TASK OBJECTIVE.
Below are the records. Gather each line that holds "glyph".

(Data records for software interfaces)
· · · · · · ·

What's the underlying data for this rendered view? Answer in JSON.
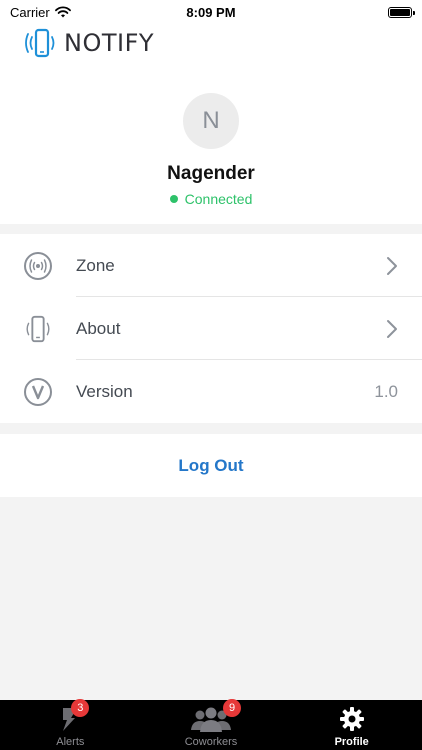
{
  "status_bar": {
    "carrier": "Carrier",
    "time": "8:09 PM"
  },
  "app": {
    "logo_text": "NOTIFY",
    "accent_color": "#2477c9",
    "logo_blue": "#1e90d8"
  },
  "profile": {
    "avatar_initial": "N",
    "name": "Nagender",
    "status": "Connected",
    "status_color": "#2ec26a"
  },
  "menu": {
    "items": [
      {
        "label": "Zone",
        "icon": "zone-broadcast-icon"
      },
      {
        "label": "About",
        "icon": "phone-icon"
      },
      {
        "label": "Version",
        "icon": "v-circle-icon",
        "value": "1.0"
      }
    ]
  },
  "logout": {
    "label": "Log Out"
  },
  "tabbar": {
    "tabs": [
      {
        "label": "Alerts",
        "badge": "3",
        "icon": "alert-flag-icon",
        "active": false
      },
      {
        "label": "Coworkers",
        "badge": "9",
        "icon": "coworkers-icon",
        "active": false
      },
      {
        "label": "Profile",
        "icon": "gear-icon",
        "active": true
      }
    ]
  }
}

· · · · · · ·

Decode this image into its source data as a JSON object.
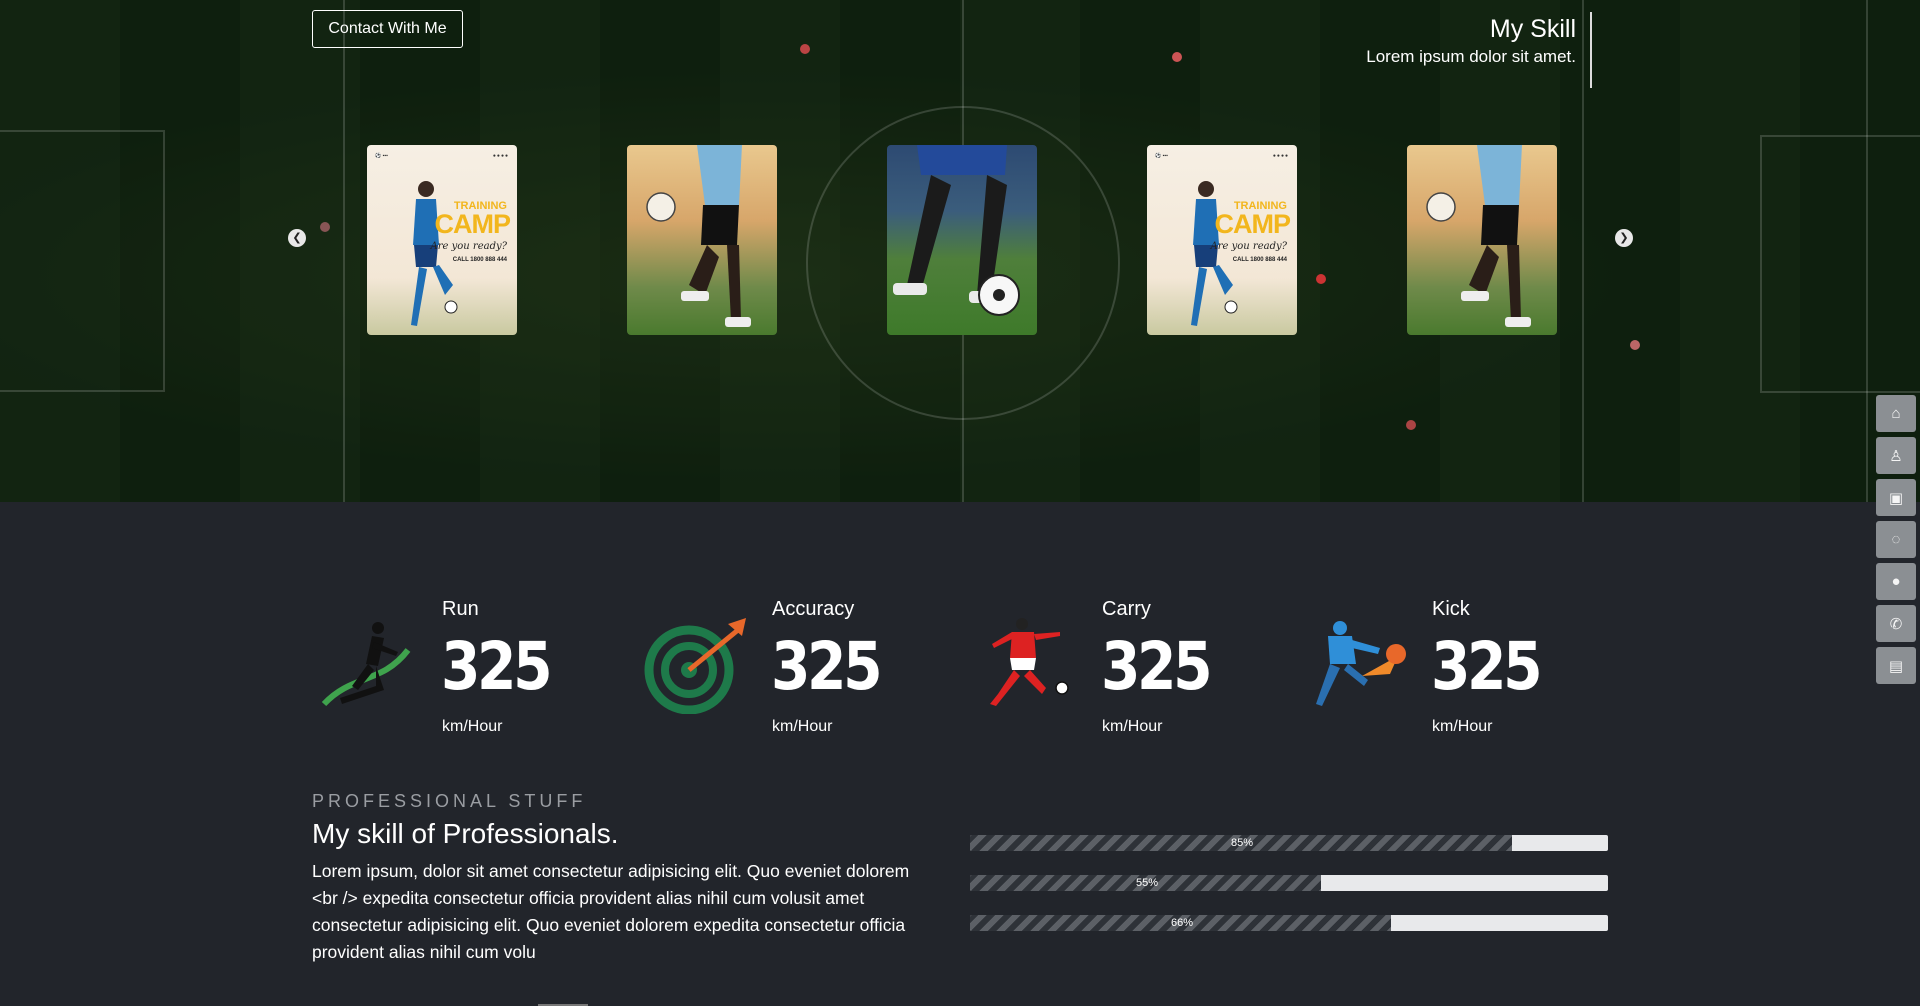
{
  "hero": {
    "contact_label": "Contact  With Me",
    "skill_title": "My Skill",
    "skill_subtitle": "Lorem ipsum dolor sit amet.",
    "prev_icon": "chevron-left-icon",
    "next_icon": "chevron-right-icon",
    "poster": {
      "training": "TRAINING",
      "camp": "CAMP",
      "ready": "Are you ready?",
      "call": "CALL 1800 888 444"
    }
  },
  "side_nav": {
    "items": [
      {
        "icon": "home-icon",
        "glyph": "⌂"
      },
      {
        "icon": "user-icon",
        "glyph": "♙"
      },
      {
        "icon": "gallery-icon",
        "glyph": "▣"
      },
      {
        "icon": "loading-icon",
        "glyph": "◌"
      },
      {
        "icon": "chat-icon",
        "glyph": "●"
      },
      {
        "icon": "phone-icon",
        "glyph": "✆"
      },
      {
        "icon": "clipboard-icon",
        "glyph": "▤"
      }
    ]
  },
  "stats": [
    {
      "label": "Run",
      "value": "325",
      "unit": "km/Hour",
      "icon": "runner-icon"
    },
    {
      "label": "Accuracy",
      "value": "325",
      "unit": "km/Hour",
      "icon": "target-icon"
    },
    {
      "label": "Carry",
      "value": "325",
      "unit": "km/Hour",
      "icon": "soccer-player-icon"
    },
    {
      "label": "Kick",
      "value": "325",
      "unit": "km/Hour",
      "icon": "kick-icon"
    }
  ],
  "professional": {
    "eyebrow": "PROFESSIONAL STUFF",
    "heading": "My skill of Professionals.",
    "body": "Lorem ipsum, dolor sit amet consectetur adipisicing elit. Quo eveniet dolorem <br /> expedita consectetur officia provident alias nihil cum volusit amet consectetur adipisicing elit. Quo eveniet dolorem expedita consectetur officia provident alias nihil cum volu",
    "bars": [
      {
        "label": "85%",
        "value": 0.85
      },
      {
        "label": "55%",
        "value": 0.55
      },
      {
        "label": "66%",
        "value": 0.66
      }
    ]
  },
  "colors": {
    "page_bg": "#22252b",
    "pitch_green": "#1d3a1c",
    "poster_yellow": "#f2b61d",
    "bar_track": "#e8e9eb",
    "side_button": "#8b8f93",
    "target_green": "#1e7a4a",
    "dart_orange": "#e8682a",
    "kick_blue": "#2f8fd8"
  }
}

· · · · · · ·

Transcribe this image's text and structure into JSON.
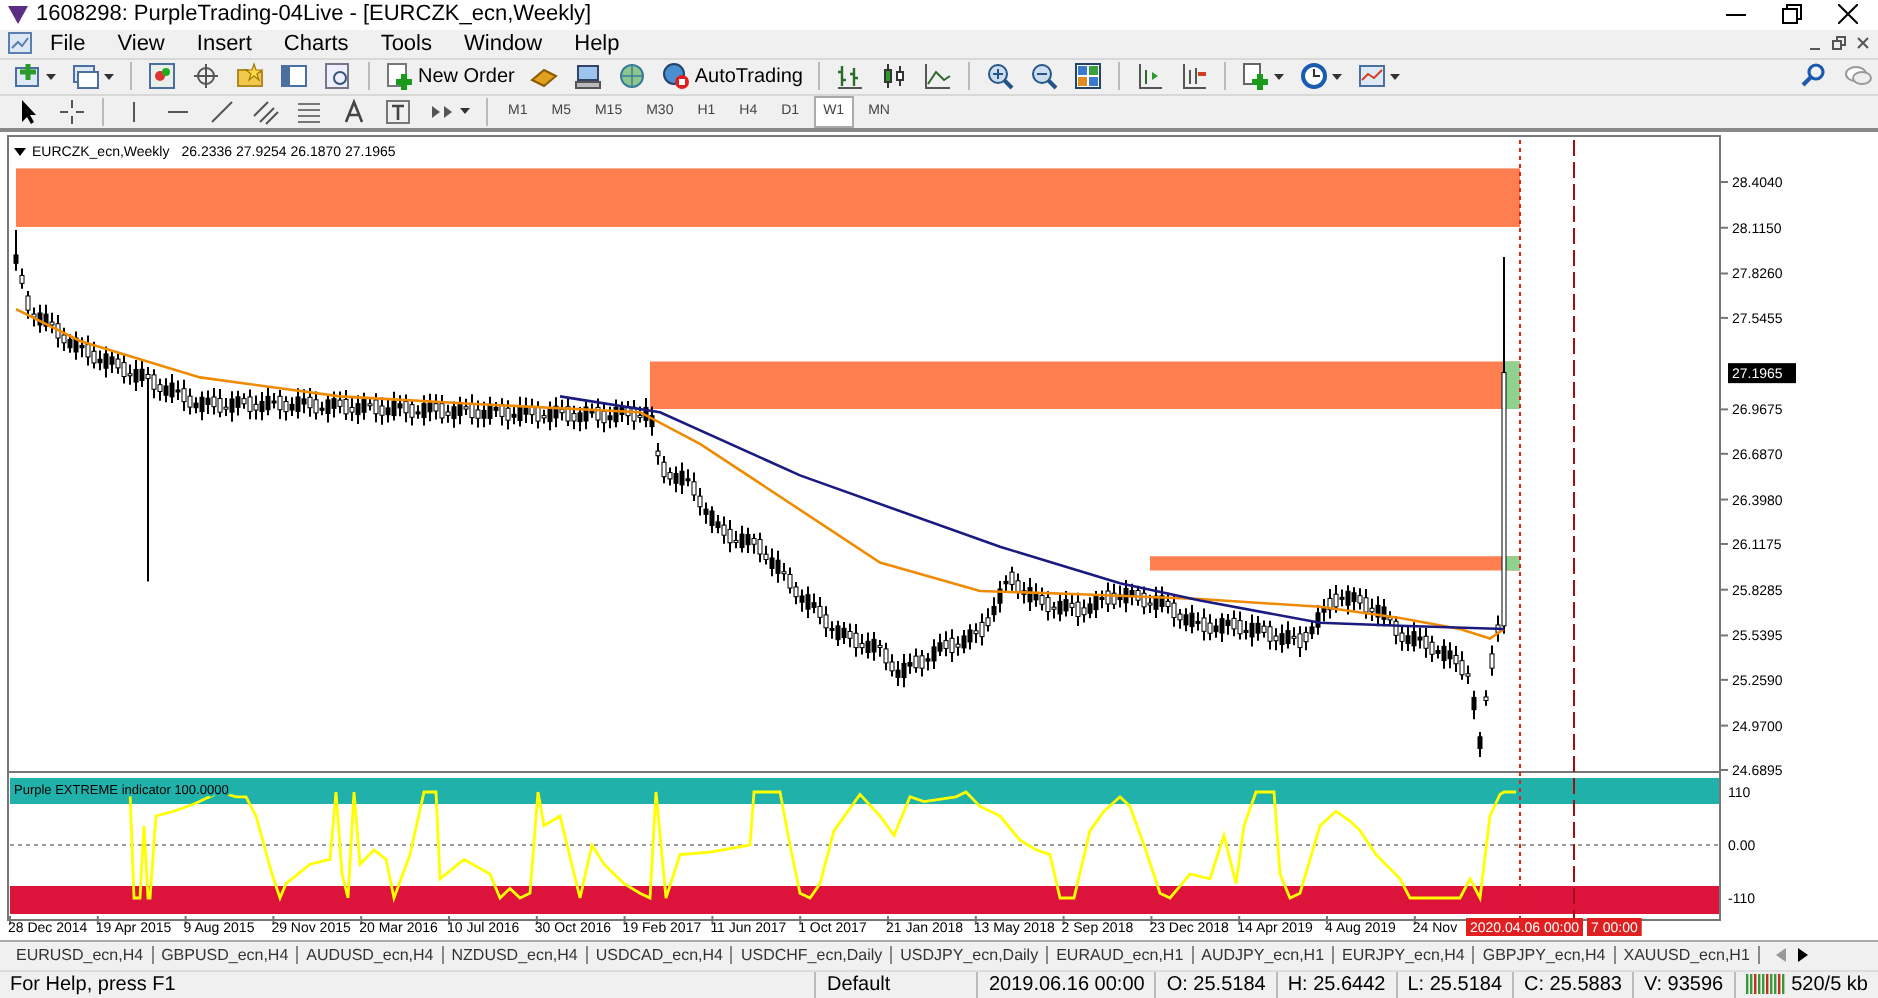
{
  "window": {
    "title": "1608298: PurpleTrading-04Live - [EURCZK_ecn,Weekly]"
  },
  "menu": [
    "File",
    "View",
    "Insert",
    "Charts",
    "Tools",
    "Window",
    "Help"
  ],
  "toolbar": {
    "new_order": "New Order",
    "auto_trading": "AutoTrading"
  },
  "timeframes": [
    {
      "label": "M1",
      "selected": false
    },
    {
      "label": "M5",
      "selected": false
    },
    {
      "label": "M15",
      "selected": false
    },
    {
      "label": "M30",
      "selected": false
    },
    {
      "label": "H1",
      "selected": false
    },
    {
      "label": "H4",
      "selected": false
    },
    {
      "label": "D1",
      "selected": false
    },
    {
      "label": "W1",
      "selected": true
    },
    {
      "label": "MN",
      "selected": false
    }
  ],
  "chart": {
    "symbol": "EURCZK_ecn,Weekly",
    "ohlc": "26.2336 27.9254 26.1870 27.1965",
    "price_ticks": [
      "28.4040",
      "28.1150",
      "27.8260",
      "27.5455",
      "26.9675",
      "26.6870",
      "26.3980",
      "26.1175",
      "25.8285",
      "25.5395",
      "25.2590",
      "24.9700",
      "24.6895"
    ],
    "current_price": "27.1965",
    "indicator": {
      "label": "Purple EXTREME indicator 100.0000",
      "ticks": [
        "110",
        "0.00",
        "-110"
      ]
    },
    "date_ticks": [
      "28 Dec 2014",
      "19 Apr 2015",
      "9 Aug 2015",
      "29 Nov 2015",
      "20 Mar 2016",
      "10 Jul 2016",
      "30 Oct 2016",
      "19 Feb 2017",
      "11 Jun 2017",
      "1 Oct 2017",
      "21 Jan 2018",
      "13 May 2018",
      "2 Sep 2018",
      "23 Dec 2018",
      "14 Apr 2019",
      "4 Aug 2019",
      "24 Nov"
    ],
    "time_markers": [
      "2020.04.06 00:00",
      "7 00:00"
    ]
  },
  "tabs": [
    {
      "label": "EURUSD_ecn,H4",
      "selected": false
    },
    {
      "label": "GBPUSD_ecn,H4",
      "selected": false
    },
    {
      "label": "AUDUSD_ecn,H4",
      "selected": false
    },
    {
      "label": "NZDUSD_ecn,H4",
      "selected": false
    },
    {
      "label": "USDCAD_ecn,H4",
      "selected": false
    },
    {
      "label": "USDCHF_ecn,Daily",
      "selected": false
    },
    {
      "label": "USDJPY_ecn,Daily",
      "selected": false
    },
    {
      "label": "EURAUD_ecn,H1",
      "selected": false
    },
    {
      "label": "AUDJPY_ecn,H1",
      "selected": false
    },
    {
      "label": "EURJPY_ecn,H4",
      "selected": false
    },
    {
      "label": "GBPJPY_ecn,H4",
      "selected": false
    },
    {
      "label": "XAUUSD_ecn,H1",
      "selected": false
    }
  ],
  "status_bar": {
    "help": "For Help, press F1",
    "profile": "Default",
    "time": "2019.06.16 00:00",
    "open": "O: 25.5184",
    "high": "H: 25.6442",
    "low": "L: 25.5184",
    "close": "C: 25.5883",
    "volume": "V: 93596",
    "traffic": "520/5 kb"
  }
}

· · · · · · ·

RESULT OF THIS TASK.
        "glyph": "⌂"
        "glyph": "♙"
        "glyph": "▣"
        "glyph": "◌"
        "glyph": "●"
        "glyph": "✆"
        "glyph": "▤"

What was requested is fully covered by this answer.